Alberta Stampede Company
By Terri Mason
Peter Welsh was born in 1878 in Scotland and by 1910 he had immigrated to Canada, settling on Tudesco Farms, a former Canadian Pacific Railway property near Irricana, Alta. He soon moved to Calgary to operate the Calgary Sale Repository, one of the first livery stables in Calgary which also served as a sale ring for horses.
Welsh quickly earned the reputation as one of the finest judges of horse flesh in Canada. For many years, the Canadian Pacific Railway used the services of Welsh to purchase horses for new farm settlers. The savvy horseman naturally took the opportunity to purchase the finest for himself, and he soon owned a stable of high jumping horses. His six children were excellent riders.
The most famous high jumper that Welsh promoted was Barra Lad, a hackney stallion. Barra Lad, who was ridden by Welsh’s son Louis, toured across Canada and into the United States, out-jumping all competition. On September 12, 1925, Barra Lad entered the show jumping record books when he jumped an incredible 8 feet, 11?2 inches in front of an astonished crowd. Tragically, 24 hours later the horse died. An autopsy later showed the stallion had ruptured a blood vessel.
After the tragic demise of his prized stallion, Welsh and his family’s career focus made an abrupt change in direction from the elegant world of show jumping into the dust and grit of the rodeo production business.
Welsh formed the Alberta Stampede Company after borrowing $10,000 to get the business started in a big way. He turned his practiced eye from jumpers to outlaws and began buying the best bucking horses on the continent. Midnight, “King of the Outlaws” was his first purchase for an astronomical price of $500. The superstar was soon joined by such greats as Tumbleweed, Bassano, Dynamite, and Gravedigger. Later, the Gold Dust Twins and Five Minutes to Midnight were added to the string.
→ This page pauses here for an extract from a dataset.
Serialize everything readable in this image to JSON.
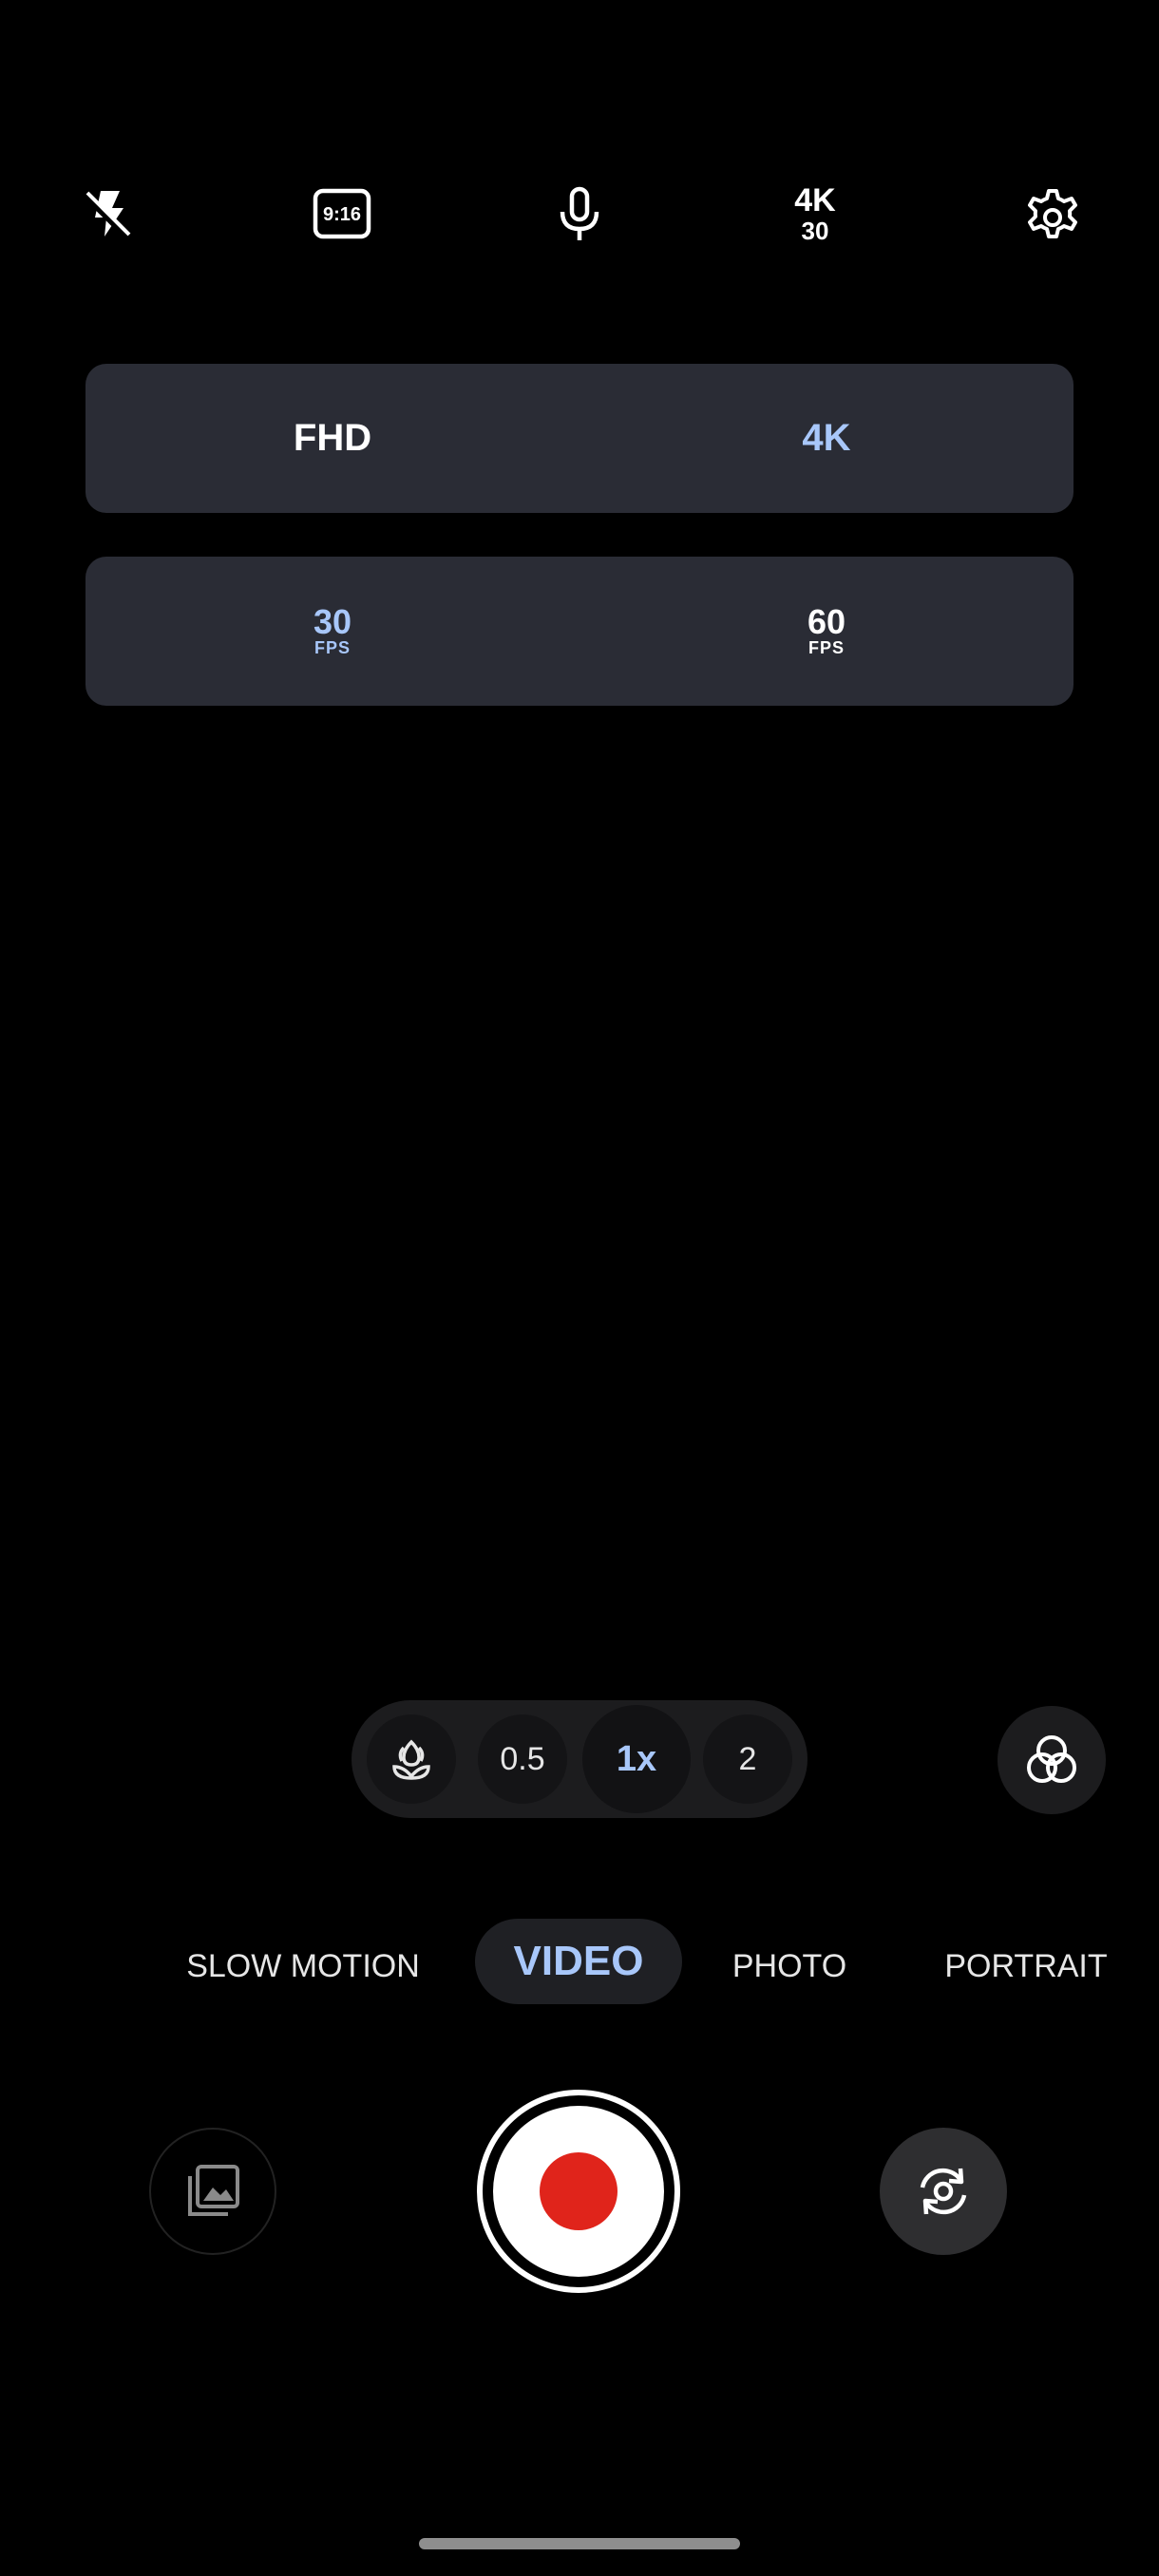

In less than three years, the Alberta Stampede Company was the biggest rodeo producer in North America and the outfit owned eight of the top bucking horses in the country.
On the basis of this top string of stock, Peter acquired some lucrative rodeo contracts in Edmonton, New Westminster, Winnipeg, Toronto, Montreal, Columbus, OH, and Detroit, MI. He developed a travelling competitive rodeo venture with first- class equipment, professional judges and a group of excellent Canadian cowboys. Among those Peter took with him were Pete and Harry Knight, Slim and Leo Watrin, Sykes Robinson, Jackie Cooper, Frank Sharp, Joe Fisher, Norman Edge, Dick Cosgrave and Pete Vandermeer. Welsh also recognized how the crowds thrilled to the sport of rodeo and he is credited as being the first promoter to take chuckwagon outfits on tour. Many who later visited the Calgary Stampede had already experienced Peter Welsh’s travelling rodeo.
The Alberta Stampede Company was initially very successful, but unfortunately Welsh and his right hand man, company secretary treasurer, Fred Kennedy, had a heated disagreement and Kennedy promptly resigned. Without his treasurer’s help, the company ran into financial difficulties and quickly folded.
By 1927 Welsh had moved his family across the country to Toronto where he started a clothing store.
Tragically, the great horseman died at the age of 55 under- going an appendectomy in a Toronto hospital on July 11, 1936. Yet the grand showman’s contribution to rodeo was not forgotten. On September 18, 1999, Peter Welsh was posthumously inducted as a Builder into the Canadian Pro Rodeo Hall of Fame.
Photos courtesy Canadian Pro Rodeo Hall of Fame: Glenbow Museum Archives